The reason for this is obvious. Since the smallest quantity of medicine disturbs the organism least, we should choose the minimal dosage, provided that it is a match for the disease. Experience has shown that the very smallest doses of drugs chosen for their homoeopathicity to disease are matches for the disorder for which they are chosen.

If the disease is not accompanied by actual pathological changes in the structure of some important organ, there cannot be a dose of the homoeopathically chosen remedy so small that it will not be stronger than the condition to be overcome. Hahnemann was led to this conclusion by his observation of the effects of drugs in ponderable quantity, even when homoeopathically indicated.

So many severe aggravations appeared following the use of the indicated remedy in crude form that he was led to the procedure of dilution in an attempt to eliminate these untoward phenomena.
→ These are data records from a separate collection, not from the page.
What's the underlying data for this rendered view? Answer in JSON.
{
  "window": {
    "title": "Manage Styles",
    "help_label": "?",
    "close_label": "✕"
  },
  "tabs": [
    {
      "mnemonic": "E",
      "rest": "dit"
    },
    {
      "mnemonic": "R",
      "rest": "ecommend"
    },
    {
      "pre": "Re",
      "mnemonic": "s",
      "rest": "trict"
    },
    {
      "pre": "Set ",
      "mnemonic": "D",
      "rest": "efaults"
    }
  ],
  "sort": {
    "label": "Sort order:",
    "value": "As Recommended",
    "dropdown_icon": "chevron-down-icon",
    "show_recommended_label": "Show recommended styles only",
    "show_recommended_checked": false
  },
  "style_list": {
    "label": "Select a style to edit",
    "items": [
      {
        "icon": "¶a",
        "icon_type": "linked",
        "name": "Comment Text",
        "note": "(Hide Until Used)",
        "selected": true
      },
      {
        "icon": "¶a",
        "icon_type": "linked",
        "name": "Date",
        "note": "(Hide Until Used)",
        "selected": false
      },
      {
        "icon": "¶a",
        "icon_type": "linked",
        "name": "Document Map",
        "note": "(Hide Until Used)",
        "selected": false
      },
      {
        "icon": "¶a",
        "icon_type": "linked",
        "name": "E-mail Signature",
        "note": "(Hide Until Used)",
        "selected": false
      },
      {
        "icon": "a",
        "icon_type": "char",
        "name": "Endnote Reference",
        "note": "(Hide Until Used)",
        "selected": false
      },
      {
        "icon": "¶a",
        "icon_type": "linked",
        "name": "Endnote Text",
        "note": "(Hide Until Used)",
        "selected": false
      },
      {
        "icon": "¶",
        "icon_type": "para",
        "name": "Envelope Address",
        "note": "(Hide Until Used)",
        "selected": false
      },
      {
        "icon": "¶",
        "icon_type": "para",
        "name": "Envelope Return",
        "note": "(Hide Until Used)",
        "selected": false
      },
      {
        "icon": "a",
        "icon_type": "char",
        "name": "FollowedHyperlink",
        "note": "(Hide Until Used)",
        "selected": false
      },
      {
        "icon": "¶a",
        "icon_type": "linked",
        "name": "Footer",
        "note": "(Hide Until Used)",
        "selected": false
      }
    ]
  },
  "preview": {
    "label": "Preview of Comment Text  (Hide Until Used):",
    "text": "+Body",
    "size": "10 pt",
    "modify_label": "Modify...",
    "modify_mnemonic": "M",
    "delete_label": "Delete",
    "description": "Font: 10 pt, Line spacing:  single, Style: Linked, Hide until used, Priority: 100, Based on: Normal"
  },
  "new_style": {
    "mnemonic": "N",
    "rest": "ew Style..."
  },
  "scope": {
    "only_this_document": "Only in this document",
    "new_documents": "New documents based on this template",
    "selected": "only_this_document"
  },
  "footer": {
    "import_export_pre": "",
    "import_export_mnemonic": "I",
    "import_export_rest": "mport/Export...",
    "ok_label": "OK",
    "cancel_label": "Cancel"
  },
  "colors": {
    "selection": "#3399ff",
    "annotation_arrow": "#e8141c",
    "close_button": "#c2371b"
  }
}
Yet even in the higher dilutions the indicated remedy will show an accentuation of the disease manifestations, though in a mild degree, within a short while after its administration. This initial aggravation is a favorable sign for two reasons; 1. Because it indicates that the remedy has been correctly chosen. and 2. Because it shows that the remedy is capable of cure.

Now we come to the question of the repetition of the dose. One could spend the whole afternoon in the discussion of this particular phase of the prescription. I believe that this aspect of our art has been a greater impediment to the advancement of homoeopathic skill in the individual physician that almost any other, the next is the minimum dose. The general rule is that the remedy should not be repeated as long as improvement is apparent. This applies both to acute and chronic conditions.
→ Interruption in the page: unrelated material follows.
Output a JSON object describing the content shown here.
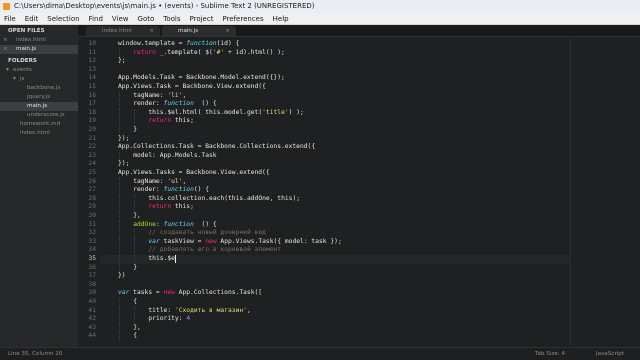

Allan D. Sutherland
Dr. Sutherland graduated from the Hahnemann Medical College in Philadelphia and was editor of the Homeopathic Recorder and the Journal of the American Institute of Homeopathy.
Allan D. Sutherland was born in Northfield, Vermont in 1897, delivered by the local homeopathic physician. The son of a Canadian Episcopalian minister, his father had arrived there to lead the local parish five years earlier and met his mother, who was the daughter of the president of the University of Norwich. Four years after Allan’s birth, ministerial work lead the family first to North Carolina and then to Connecticut a few years afterward.
Starting in 1920, Sutherland began his premedical studies and a year later, he began his medical education at Hahnemann Medical School in Philadelphia.
Sutherland graduated in 1925 and went on to intern at both Children’s Homeopathic Hospital and St. Luke’s Homeopathic Hospital. He then was appointed the chief resident at Children’s. With the conclusion of his residency and 2 years of clinical experience under his belt, Sutherland opened his own practice in Philadelphia while retaining a position at Children’s in the Obstetrics and Gynecology Department.
In 1928, Sutherland decided to set up practice in Brattleboro.